attitudes and states of mind of activists with whom he dealt.
“Part of what intrigues me is not only how he operates but what is the role
of the F.B.I. in how he operates,” said Lisa Fithian, an organizer who is
named in the reports. “We don’t know what we’re dealing with here.”
Some former friends of Mr. Darby have denounced him as a provocateur and
said he might have enabled or encouraged Mr. Crowder and Mr. McKay to break
the law. Mr. Darby denied that.
An F.B.I. agent swore in an affidavit that at one point Mr. McKay
acknowledged that he intended to use firebombs. Such devices were never
used, and both defendants have pleaded not guilty.
“The claim that the case is solely based on the testimony of informants is
simply a wanton and willful untruth,” Mr. Darby said in the interview. “It
omits the physical evidence, the confession and possibly the testimony of
In 2005, Mr. Darby went to New Orleans after Hurricane Katrina struck,
joining Common Ground Relief as it provided medical attention and helped
repair homes. He became a visible member of the group, sometimes acting as a
spokesman and appearing on “The Tavis Smiley Show” on PBS.
When The St. Paul Pioneer Press published an article in October that cited
an unidentified source who named Mr. Darby as an informant in the case
against Mr. Crowder and Mr. McKay, a co-founder of Common Ground, Scott
Crow, defended Mr. Darby publicly and warned against “rumors, conjecture and
“I put it all on the line to defend him when accusations first came out,”
Mr. Crow said. “Brandon Darby is somebody I had entrusted with my life in
New Orleans, and now I feel endangered by him.”
Mr. Darby acknowledged that many people he spied on might not accept his
explanation that he was motivated by conscience.

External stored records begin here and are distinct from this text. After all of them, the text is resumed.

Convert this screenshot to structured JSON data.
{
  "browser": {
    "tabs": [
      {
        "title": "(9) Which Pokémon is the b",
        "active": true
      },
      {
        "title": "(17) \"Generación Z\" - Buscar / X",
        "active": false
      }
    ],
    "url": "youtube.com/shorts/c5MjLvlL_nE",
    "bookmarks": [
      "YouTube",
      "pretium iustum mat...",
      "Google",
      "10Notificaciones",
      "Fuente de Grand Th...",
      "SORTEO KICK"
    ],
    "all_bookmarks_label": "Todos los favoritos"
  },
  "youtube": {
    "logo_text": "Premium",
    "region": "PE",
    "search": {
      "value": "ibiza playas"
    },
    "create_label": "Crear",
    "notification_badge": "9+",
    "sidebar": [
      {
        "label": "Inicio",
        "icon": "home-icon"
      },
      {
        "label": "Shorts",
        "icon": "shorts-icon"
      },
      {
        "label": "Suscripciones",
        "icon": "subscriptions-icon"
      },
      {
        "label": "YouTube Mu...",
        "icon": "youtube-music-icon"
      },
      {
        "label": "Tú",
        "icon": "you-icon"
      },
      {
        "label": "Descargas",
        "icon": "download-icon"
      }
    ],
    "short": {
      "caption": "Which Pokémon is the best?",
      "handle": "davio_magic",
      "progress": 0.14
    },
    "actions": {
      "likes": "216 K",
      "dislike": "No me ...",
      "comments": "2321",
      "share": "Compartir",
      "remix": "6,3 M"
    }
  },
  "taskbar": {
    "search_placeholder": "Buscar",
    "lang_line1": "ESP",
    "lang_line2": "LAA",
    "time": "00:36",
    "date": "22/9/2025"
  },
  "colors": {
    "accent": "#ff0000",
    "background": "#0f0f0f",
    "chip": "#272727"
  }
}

“I am well aware,” he said, “that I’ve stepped outside of accepted behaviors
and that I’ve committed a sin in the eyes of many activists.”